Bible translations into Polish date to the 13th century. The first full translations were completed in the 16th century. Today the official Catholic and most popular Bible in Poland is the Millennium Bible (Polish: Biblia Tysiąclecia), first published in 1965.


The known history of the Bible translation into Kashubian began in the 16th century with Szimón Krofey. Four Gospels of the New Testament has been translated into Kashubian by Franciszek Grucza [csb; pl] — Kaszëbskô Biblëjô; Nowi Testament; IV Ewanjelje, Poznań 1992. Other important publications include Ewanielie na kaszëbsczi tłomaczoné (2010), Knéga Zôczątków (2015) — the Book of Genesis, Knéga Wińdzeniô (2016) — the Book of Exodus, Knéga Kapłańskô (2017), Knéga Lëczbów (2018), Knéga Pòwtórzonégò Prawa (2019) translated by Adam R. Sikora [csb; pl].[11]


The first translation of the Book of Psalms was done before 1300. The first translation of the whole Bible into Czech, based on the Latin Vulgate, was done around 1360. The first printed Bible was published in 1488 (the Prague Bible). The first translation from the original languages (Hebrew, Aramaic and Greek) was the Kralice Bible from 1579, the definitive edition published in 1613. The Bible of Kralice was and remains in wide use. Among modern translations the Ecumenical Version of 1979 is commonly used. The newest translation in modern Czech was completed in 2009.

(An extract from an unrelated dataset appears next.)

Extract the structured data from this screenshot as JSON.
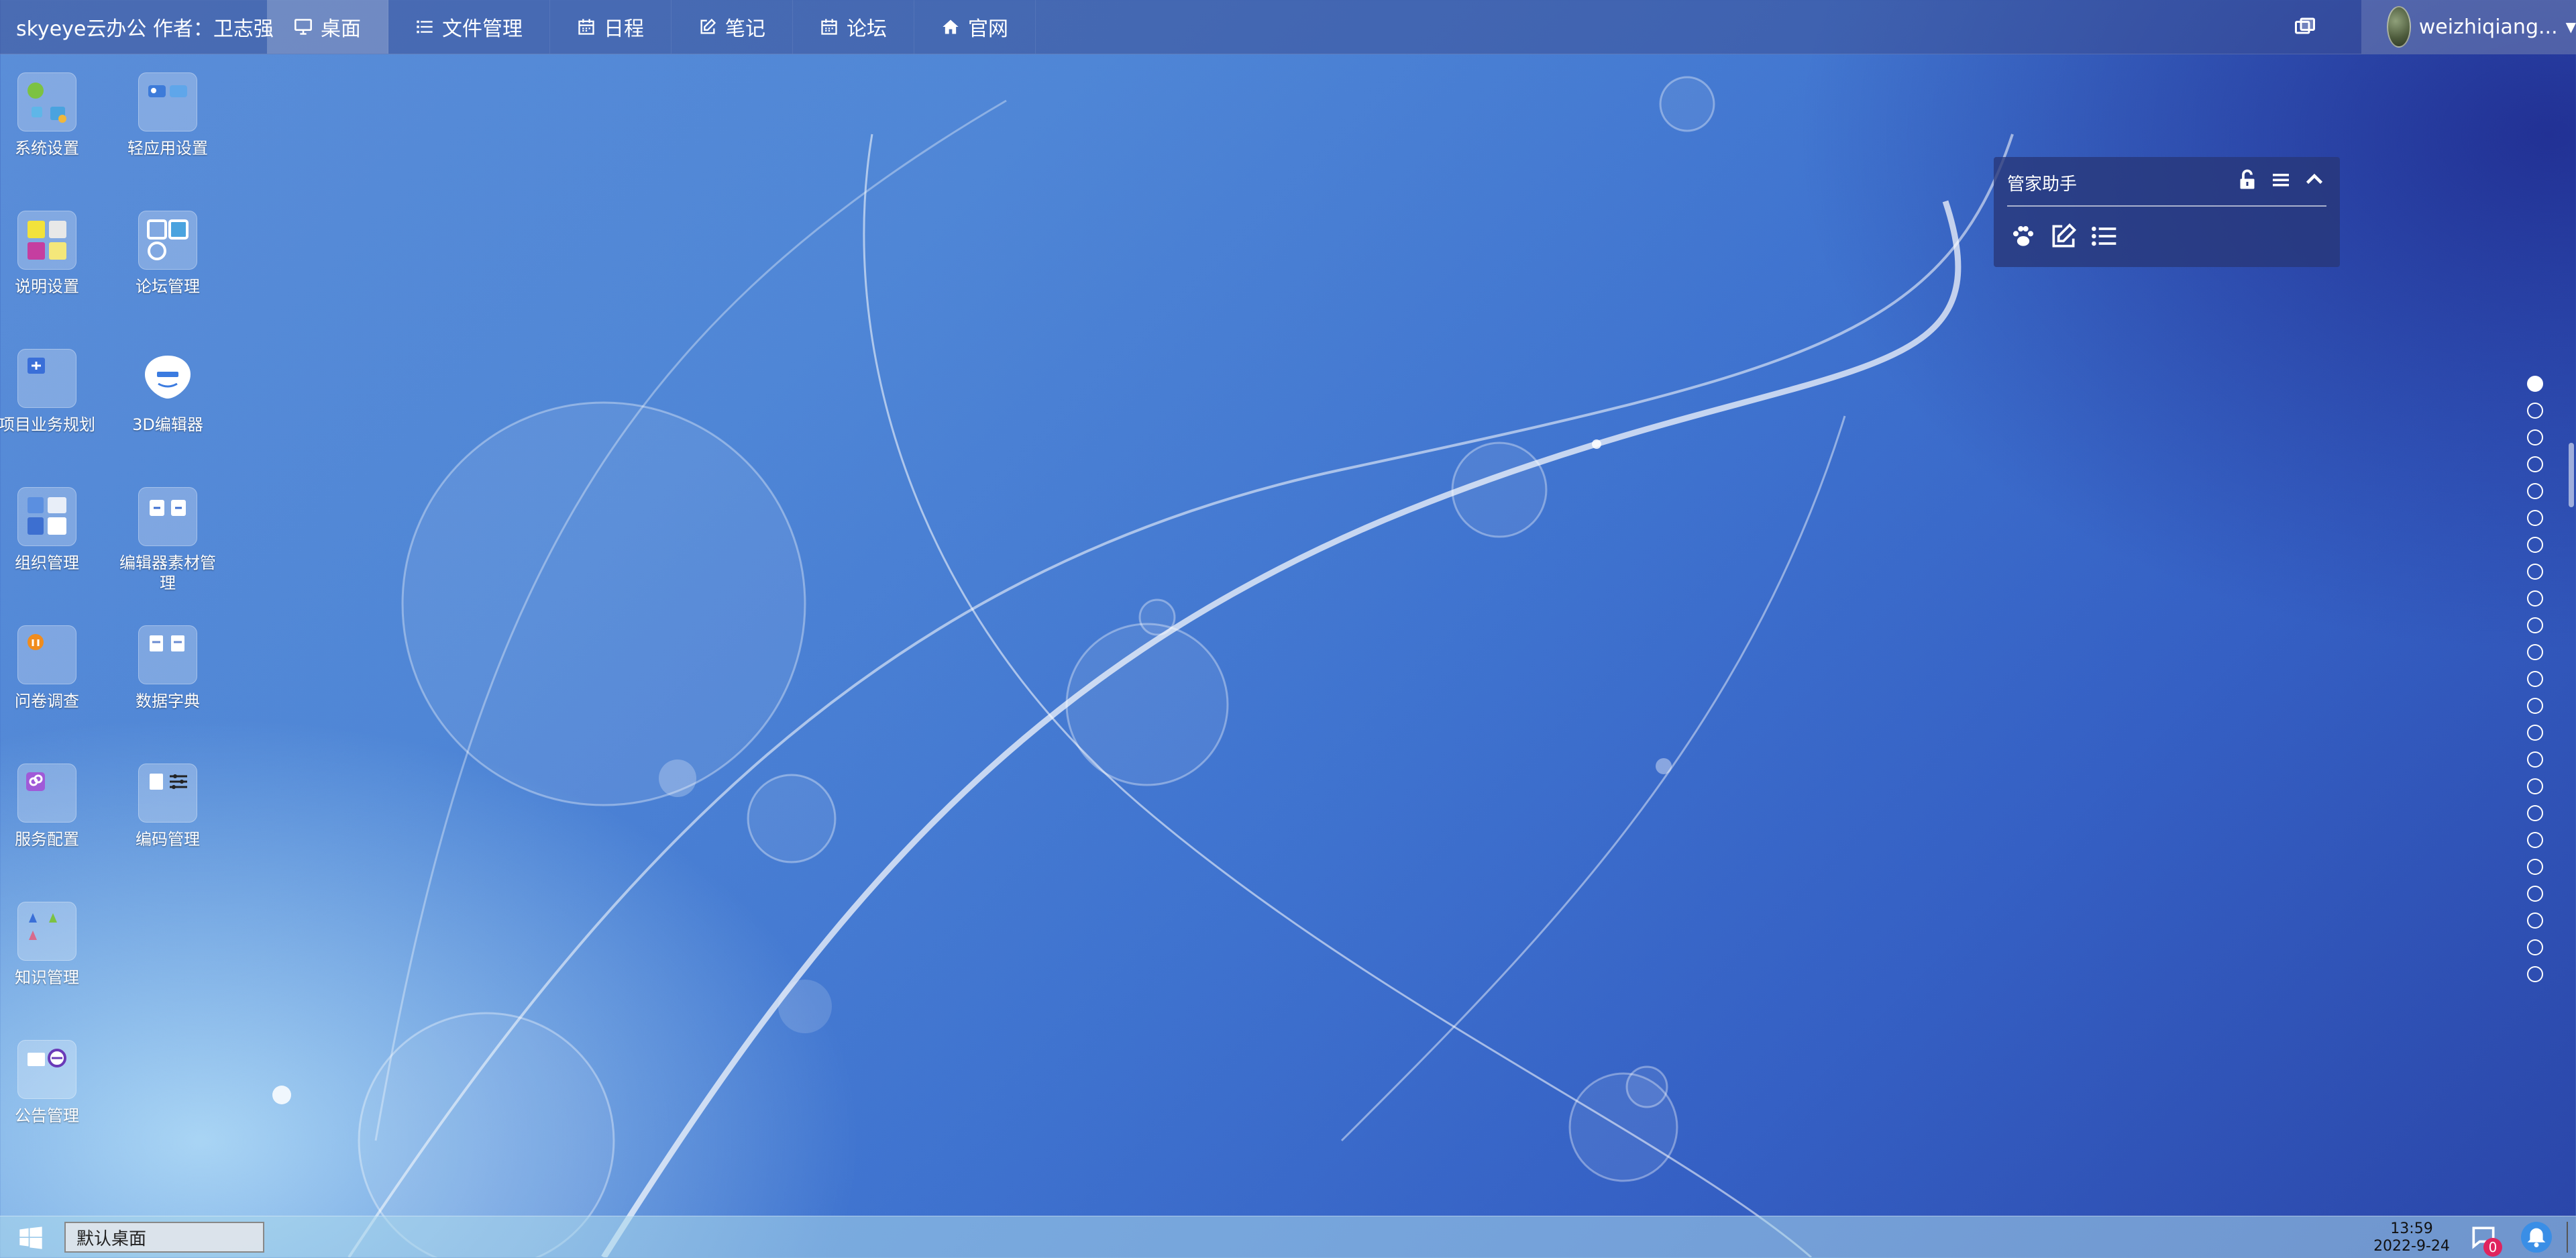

Sorbian (Wendish)[edit]

See also[edit]


  1. ^ Alexander Nadson (2001). "Francis Skaryna, the first Belarusian printer and Bible scholar". Archived from the original on 4 December 2021.
  2. ^ Dimitrova, Ekaterina, The Gospels of Tsar Ivan Alexander, 1994, British Library, ISBN 0712303499
  3. ^ "Translating the Bible". Archived from the original on 2017-03-26.
  4. ^ "Bible translation for Bosnia".
  5. ^ Bosnian Bible / Bosanski BIBLIJA / Printed in Sarajevo, Bosne i Hercegovine / Na Bosanskom Jeziku. Grafotisak Grude. January 2013.
  6. ^ "Last Friday I got a new Bible". 24 September 2013.
  7. ^ "The Bosnia Language Bible, BBTP: Book | ICM Books".
  8. ^[user-generated source]
  9. ^ "Bosnian Bibles". 8 August 2016.
  10. ^ "New Testament Proofreading Complete - Today's Bosnian Version". 10 November 2016.
  11. ^ " - Tłumaczenia ksiąg biblijnych na język polski".


External links[edit]